You'll find my new review of this old book here:
'A Thriller Writer's Very Bad Career Move'

None of this is to say that this blog will disappear. I'll still be posting other things, including the occasional review of some old book or other. And, um, there's also The Dusty Bookcase – the book – coming from Biblioasis. Look for it in early August.

Related posts:

26 June 2017

News from a Messy Desk in a Dusty Room



The publication of The Dusty Bookcase – the book – approaches. I spent several hours last week going over copy edits, which is one reason there hasn't been much activity here. The second reason is that changes are afoot.

More anon.

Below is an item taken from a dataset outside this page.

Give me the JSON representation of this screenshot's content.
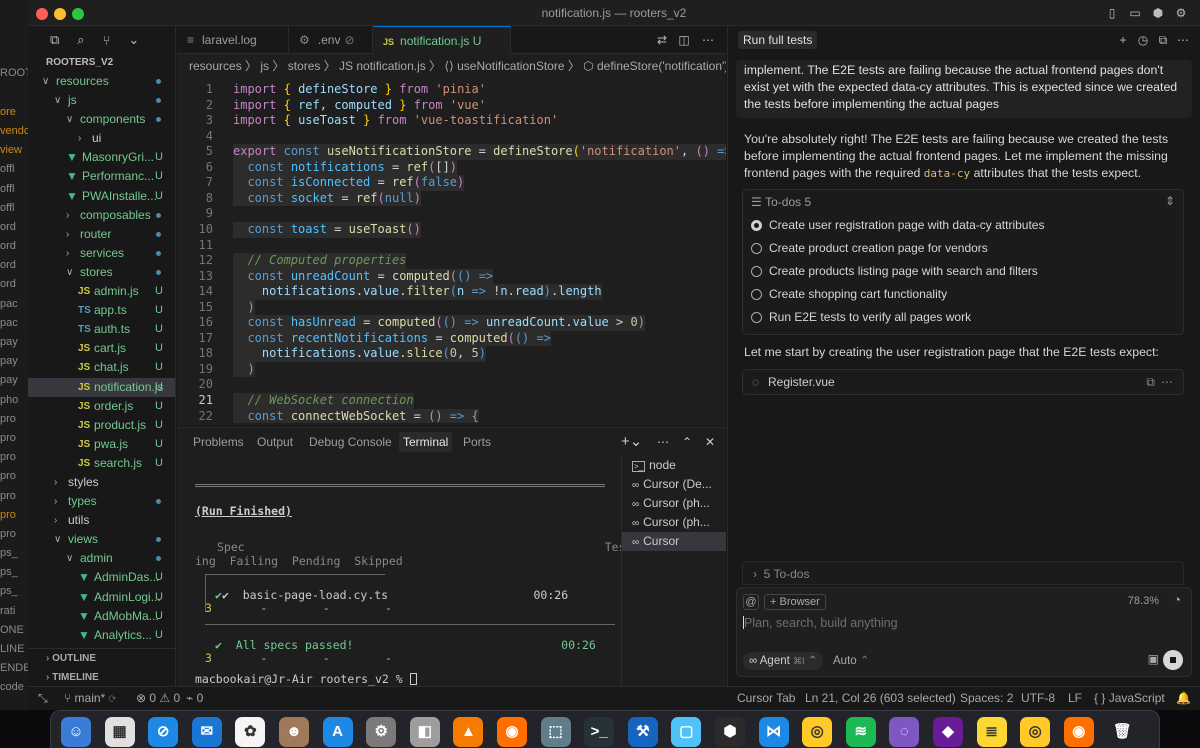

Today, I wanted to announce the return to print of John Buell's The Pyx, the twelfth title in the Ricochet Books series. As series editor, I couldn't be more proud. To be honest, after Peregrine Acland's All Else is Folly, I never thought I'd be involved in the republication of so important a novel. First published in 1959 by no less a house than Farrar, Straus & Cudahy, The Pyx has been roundly praised. It enjoyed numerous editions and translations, remaining in print for over three decades. It was last published in 1991 by HarperCollins Canada – curiously, I've yet to encounter this edition.

The new Ricochet Books reissue features "A Reminiscence By Way of Introduction" by the author's former student Sean Kelly.

If you're knew to Ricochet, The Pyx is a great place to start. If you've been buying the series, thank you!


Related posts: